If there is one truism in every time period, it’s that people are going to buy housewares. Even in the worst of economic downturns, people need housewares. They need pots to cook in. They need cleaning supplies. If they’re a single male, they may even want an indoor grill, like the George Foreman Grill.
The trick of selling housewares is not so much to convince a future customer that they need to buy a housewares product. It is to show and convince them why your product is superior to all others and has to be the one that they purchase.
This is not as easy a task as it used to be. For many, shopping for housewares consiste of visiting their favorite online shopping portal and just picking the product with the best reviews in their price point. For others, it is going to their local retailer and buying whatever is on sale. Brand loyalty has taken a backseat to point of sale convenience.
The Big Question
So how can your company change that?
Your company can be the trusted retailer!
Direct-to-Consumer (DTC) marketing was an economic disruptor leading into the pandemic of 2020. It is now an economic necessity. If you are selling products without a DTC revenue stream, not only are you not maximizing your immediate ability to generate sales, but you are stifling your ability to form a relationship with your customer base.
DTC marketing has had many different names in the past: Direct Response, DRTV, Brand Response and even the Infomercial. While an Infomercial might sound like an old way of advertising, its principles and methods remain one of the most reliable ways to market to a prospective customer.
Creating a trusted bond with your customers on the brand level is the best way to create customer loyalty. The days when a customer would go to Sears to buy a Mr. Coffee coffeemaker, because Mr. Coffee makes the best priced coffeemakers, are long over. The most effective way to build a bond with your prospective customers is by establishing and optimizing a sales channel where you can speak and sell to them directly through marketing channels that your company controls.
Creating that marketing message is a little different than the way a traditional equity marketing campaign does. Generally, a traditional advertising spot isn’t created to directly sell a product, but to generate a feeling towards that product. The goal is to make you associate a good feeling with a product. When it is time to purchase, the hope is that you see the product and remember that good feeling.
How DTC Is Different
Branding is an essential part of the goal of a DTC advertisement. But even more so, the goal is to educate the customer as to the benefits of your product and give them a call-to-action to make a purchase. A good DTC commercial does not leave a potential customer thinking “Other people like Product X.” It should have that prospect thinking “I am going to purchase Product X.”
DTC advertising is not limited to a single marketing platform. This strategy requires a company to market wherever their customer happens to be consuming media. This means media in digital, print, radio and television.
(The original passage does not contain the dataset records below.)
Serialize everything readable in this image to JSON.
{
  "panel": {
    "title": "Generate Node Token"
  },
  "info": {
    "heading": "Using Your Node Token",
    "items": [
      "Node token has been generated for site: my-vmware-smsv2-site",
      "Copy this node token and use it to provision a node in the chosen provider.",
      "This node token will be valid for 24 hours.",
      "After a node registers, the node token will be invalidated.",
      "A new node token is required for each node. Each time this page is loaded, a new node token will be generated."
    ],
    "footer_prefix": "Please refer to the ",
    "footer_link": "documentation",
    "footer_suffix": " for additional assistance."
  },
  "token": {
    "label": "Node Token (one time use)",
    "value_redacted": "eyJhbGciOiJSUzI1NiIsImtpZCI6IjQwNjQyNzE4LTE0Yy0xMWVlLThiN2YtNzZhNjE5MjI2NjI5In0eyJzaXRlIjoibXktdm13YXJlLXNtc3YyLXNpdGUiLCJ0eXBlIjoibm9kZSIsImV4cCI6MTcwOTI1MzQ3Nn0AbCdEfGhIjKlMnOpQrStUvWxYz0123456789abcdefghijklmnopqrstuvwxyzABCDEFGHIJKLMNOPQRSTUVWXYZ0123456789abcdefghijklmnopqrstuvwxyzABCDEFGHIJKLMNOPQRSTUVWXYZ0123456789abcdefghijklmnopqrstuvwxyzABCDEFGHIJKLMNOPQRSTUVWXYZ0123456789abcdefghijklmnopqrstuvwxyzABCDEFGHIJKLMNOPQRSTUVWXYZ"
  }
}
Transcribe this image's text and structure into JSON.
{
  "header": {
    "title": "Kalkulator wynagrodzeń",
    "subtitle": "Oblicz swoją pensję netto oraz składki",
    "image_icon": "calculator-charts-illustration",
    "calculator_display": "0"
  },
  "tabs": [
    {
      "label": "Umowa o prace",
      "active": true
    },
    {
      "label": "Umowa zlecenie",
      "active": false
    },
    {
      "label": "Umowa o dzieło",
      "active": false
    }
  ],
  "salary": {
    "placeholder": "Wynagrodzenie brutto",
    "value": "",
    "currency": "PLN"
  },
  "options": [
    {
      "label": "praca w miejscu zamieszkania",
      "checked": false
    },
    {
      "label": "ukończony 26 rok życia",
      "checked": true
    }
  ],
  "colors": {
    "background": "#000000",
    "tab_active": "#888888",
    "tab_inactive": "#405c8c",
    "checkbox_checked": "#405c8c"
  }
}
Cleva North America
A good example of a housewares company that is having success with a DTC marketing strategy is Cleva North America. Cleva is a mid-sized company based out of South Carolina with a portfolio including floorcare and lawncare technology.
Cleva recently embraced a new challenge — reintroducing bagged vacuum technology back into the marketplace, using the venerable Kenmore product name. This challenge was made more difficult by a few facts.The first is that the American public has been almost uniformly sold over the last several years on the concept of bagless vacuums. While experts and professionals almost always say that bagged vacuums are the way to go, the market is mostly made up of bagless vacuums, even at the most expensive end of the market. Bagless vacuums don’t require purchasing bags, but bagged vacuums offer far superior suction power for the dollar and better control over dust particles thus creating a healthier, more efficient clean.
The other challenge was that while Kenmore is still a trusted name in housewares and home appliances, it is primarily associated with Sears as a retailer. The last time Kenmore sold vacuums, it was exclusively at Sears. Obviously, these perceptions would have to be changed.
By creating DTC advertising, Cleva was able to have a little more time to counter both those perceptions. They were able to explain and show the benefits that bagged vacuums had over bagless through a combination of demonstrations and testimonials.
The DTC sales approach also allowed Cleva to leverage the Kenmore brand, while directing customers both to other retailers, and its own DTC sales channel. Customers were given special offers to buy directly from the company, but still had the opportunity to purchase from a variety of retailers like Amazon, Target and Walmart.
Cleva was able to successfully demonstrate to customers that bagged vacuums are superior to bagless ones. They were able to utilize the Kenmore name as a trusted brand, but not be tied down to a single retailer. In addition, because they utilized a DTC sales channel, not only did they profit off sales immediately, they were able to create their own customer database. We all know how retailers use customer data to predict trends and fulfill needs for new products. When product manufacturers have that data, however, it allows them to create new products based on the wants and needs of those customers for themselves. A DTC sales channel is not just a way to sell more products. It becomes a part of the funnel in how those products are created.
Direct-to-Consumer is not just a buzzword. It is a marketing strategy and channel that has been used successfully to launch new products and create customer loyalty. It brands while it sells. It also allows access to a vast wealth of research to be at your company’s fingertips. Shouldn’t you be looking into it now?